We have taken account of the foregoing aspects and issue the following

CALL TO ACTION

1.    Incorporate the establishment of MPAs into the national strategies that are being adopted to implement and localize the 2030 Agenda for Sustainable Development;

2.    Make use of the best available science as well as institutional and operational experience to establish, maintain, and effectively manage MPAs[1];

3.    Consider that Target 14.5 represents an important waypoint rather than an endpoint in our quest towards the implementation of Sustainable Development Goal 14 and the achievement of healthy, resilient and productive oceans;

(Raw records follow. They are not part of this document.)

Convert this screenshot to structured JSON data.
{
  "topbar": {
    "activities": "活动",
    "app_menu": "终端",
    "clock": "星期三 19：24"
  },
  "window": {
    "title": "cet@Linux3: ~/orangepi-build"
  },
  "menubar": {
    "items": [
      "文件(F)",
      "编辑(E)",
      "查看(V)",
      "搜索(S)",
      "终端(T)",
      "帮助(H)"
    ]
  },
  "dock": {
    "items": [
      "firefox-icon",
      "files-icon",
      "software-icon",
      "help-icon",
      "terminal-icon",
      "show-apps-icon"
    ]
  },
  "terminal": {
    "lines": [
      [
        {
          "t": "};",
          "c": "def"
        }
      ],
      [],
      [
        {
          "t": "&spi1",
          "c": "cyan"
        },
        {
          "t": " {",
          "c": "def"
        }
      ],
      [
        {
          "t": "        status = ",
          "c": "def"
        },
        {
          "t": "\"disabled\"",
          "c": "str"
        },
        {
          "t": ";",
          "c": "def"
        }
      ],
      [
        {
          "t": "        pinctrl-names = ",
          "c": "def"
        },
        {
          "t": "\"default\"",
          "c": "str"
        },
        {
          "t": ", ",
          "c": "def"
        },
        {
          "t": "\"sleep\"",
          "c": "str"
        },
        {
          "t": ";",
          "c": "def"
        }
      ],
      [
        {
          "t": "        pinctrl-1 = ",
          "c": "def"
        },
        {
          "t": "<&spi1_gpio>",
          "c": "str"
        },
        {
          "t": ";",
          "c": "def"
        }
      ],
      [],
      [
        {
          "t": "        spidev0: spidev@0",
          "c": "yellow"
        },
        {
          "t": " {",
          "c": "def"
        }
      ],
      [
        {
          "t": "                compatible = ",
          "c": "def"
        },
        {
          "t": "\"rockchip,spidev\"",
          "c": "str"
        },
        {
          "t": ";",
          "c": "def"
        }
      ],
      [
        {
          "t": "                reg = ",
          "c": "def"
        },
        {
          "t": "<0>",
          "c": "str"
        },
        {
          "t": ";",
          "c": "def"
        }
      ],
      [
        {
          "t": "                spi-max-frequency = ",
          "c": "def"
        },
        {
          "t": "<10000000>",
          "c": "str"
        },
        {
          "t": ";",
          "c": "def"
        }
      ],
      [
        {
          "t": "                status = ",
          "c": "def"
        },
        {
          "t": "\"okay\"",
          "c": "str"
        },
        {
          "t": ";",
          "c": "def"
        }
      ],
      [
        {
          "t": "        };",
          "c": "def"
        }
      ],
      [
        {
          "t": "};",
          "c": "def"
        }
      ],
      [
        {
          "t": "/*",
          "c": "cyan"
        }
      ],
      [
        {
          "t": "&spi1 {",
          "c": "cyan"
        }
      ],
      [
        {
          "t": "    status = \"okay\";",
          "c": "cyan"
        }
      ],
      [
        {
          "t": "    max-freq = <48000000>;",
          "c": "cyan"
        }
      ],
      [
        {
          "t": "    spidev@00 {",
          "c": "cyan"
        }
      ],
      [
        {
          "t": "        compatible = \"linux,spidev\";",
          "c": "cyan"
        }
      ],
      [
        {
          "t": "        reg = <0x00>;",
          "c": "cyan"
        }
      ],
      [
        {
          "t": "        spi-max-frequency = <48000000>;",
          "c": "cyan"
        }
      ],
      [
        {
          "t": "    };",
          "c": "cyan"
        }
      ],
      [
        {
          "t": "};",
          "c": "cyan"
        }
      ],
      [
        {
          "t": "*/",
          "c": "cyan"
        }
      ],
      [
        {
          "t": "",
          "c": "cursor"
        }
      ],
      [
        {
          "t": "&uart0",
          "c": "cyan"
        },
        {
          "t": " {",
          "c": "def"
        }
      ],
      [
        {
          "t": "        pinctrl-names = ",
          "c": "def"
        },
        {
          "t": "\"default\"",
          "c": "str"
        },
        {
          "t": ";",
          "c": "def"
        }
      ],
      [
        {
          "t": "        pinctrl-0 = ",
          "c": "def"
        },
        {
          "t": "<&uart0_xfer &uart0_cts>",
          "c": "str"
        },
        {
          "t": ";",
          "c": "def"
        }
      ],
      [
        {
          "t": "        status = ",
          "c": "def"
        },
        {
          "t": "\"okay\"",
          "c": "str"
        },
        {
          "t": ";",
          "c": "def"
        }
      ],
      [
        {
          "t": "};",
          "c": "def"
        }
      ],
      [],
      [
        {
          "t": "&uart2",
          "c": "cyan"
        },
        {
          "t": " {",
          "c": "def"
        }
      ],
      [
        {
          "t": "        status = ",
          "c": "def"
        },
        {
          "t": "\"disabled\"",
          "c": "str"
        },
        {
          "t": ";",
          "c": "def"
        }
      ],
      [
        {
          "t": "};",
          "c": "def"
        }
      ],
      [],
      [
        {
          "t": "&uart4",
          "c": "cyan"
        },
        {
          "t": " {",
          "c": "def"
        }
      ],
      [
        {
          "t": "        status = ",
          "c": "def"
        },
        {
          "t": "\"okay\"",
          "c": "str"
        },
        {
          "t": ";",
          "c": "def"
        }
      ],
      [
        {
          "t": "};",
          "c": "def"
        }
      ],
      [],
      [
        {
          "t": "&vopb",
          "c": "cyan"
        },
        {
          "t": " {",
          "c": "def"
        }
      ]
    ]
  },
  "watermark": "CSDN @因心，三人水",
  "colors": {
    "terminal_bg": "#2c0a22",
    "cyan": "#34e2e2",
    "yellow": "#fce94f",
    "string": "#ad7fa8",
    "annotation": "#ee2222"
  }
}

4.    Map and describe areas where MPAs are especially needed and prioritize protection of vulnerable species and habitats as an initial measure in view ofthe year 2020 target, giving the highest consideration to both biodiversity distribution and ecosystem functioning ;

5.    Promote and help develop MPA governance frameworks that are appropriate to the specific MPA context and draw in an integrated manner on economic, knowledge, legal and participative incentives;

6.    Devise approaches for sustainability of MPAs that can best ensure the long term benefits of MPAs and their fair and equitable distribution among all sectors;

7.    Devise and help develop approaches to consistently involve all stakeholders, including local communities in a just and equitable manner in the assessment, designation and management of MPAs to improve ownership, benefit from traditional knowledge and practices, and stimulate the creation of livelihoods, thereby increasing the likelihood of success and sustainability;

8.    Increase focus on the economic issues related to MPAs and help devise and develop updated cost-benefit analysis that take into account the existing gap between the short term nature of investments and the long term character of MPA benefits;

9.    Support resource mobilization activities from all sources with a view to promoting and accelerating investment in the establishment and maintenance of MPAs, as part of the international effort towards the achievement of sustainable development;

10.   Help countries with capacity building and identification of resource opportunities.

IN FURTHERANCE OF THESE AIMS WE CALL ON

11.   The international scientific community to continue research on Ocean issues on an urgent priority basis;

12.   The group of scientists and other MPA experts gathered in Rome to offer their assistance in the implementation of Target 5 of Sustainable Development Goal 14 both globally and in specific regions, including the application of their recommendations provided in the Rome Scientists’ Consensus;

13.   The Steering Committee of the 10x20 Initiative to:

          (a)      intensify its advocacy and support role to bring the present Call to Action to the attention of the international community;

          (b)      devise appropriate and effective follow-up activities to the CALL to ACTION;

          (c)      promote further dialogue between the scientific community and policy-makers including calling upon and engaging the group of MPA experts gathered in Rome;

          (d)      develop a “tool-box” that will assist in the identification, design, finance and governance of appropriate MPAs and MPA networks in a multiplicity of contexts, including transitional challenges for the establishment of MPAs.

The Steering Committee of the 10x20 Initiative to bring to the attention of Member States, including through the High Level Political Forum, the present CALL to ACTION and to convey to them the request to include into the Agenda of the forthcoming international conference on the Oceans – Fiji, 2017 – consideration of progress made towards the achievement of Target 14.5.